The self-described “CEO of Punk Rock TikTok” always dabbled with TikTok, but took it more seriously two years ago, and it blew up pretty fast. 

“One day I made a video where I was making a joke about punk, and it got a lot of likes and followers,” explains Geroni. “Then people would send me questions about punk and I just started answering them. It got to the point where a month later I had 20,000 followers. I was like, ‘Woah, this is something.’ I was having fun, and by October I had 30,000. Now I am getting paid and they are giving me money, I decided to keep going and go hard as fuck. By January, I had over 100,000 followers and by that summer I was paying my rent with money I made online.”

Geroni still has plans to keep going with TikTok, but also wants to expand on YouTube as well by doing longer-form videos of the things he does on TikTok.

“I’m looking forward to going into more informative videos on YouTube about the history of punk,” says Geroni. “Like the history of the hardstyle handshake or where the word mosh pit comes from. It comes from HR from Bad Brains talking in an interview about these kids mashing together, but he has a thick Jamaican accent so he said mosh.
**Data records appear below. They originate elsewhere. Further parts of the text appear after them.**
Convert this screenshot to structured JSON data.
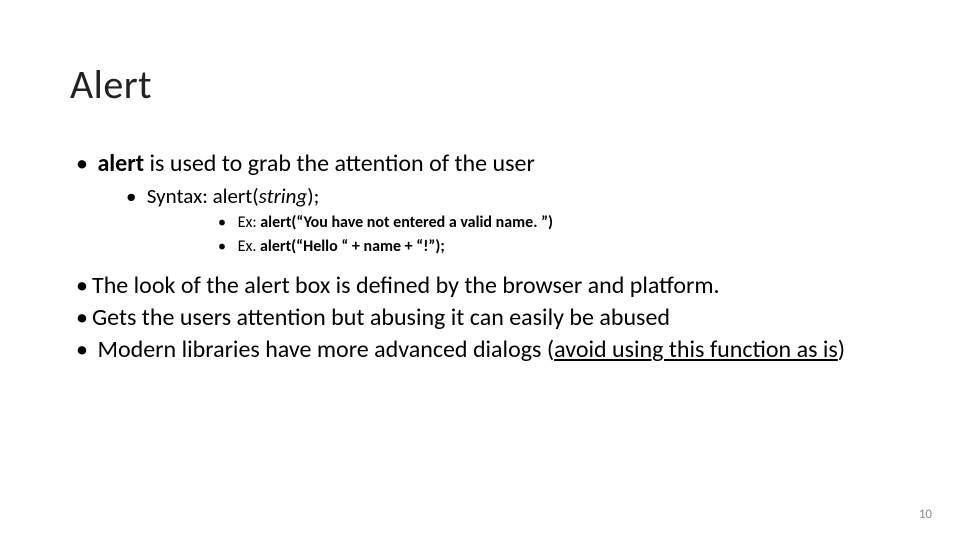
{
  "title": "Alert",
  "b1_bold": "alert",
  "b1_rest": " is used to grab the attention of the user",
  "b1a_pre": "Syntax: alert(",
  "b1a_italic": "string",
  "b1a_post": ");",
  "b1a_i_pre": "Ex: ",
  "b1a_i_bold": "alert(“You have not entered a valid name. ”)",
  "b1a_ii_pre": "Ex. ",
  "b1a_ii_bold": "alert(“Hello “ + name + “!”);",
  "b2": "The look of the alert box is defined by the browser and platform.",
  "b3": "Gets the users attention but abusing it can easily be abused",
  "b4_pre": "Modern libraries have more advanced dialogs (",
  "b4_under": "avoid using this function as is",
  "b4_post": ")",
  "page_number": "10"
}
Everyone kept making fun of him and said mosh, and that’s where we got the word mosh pit from.”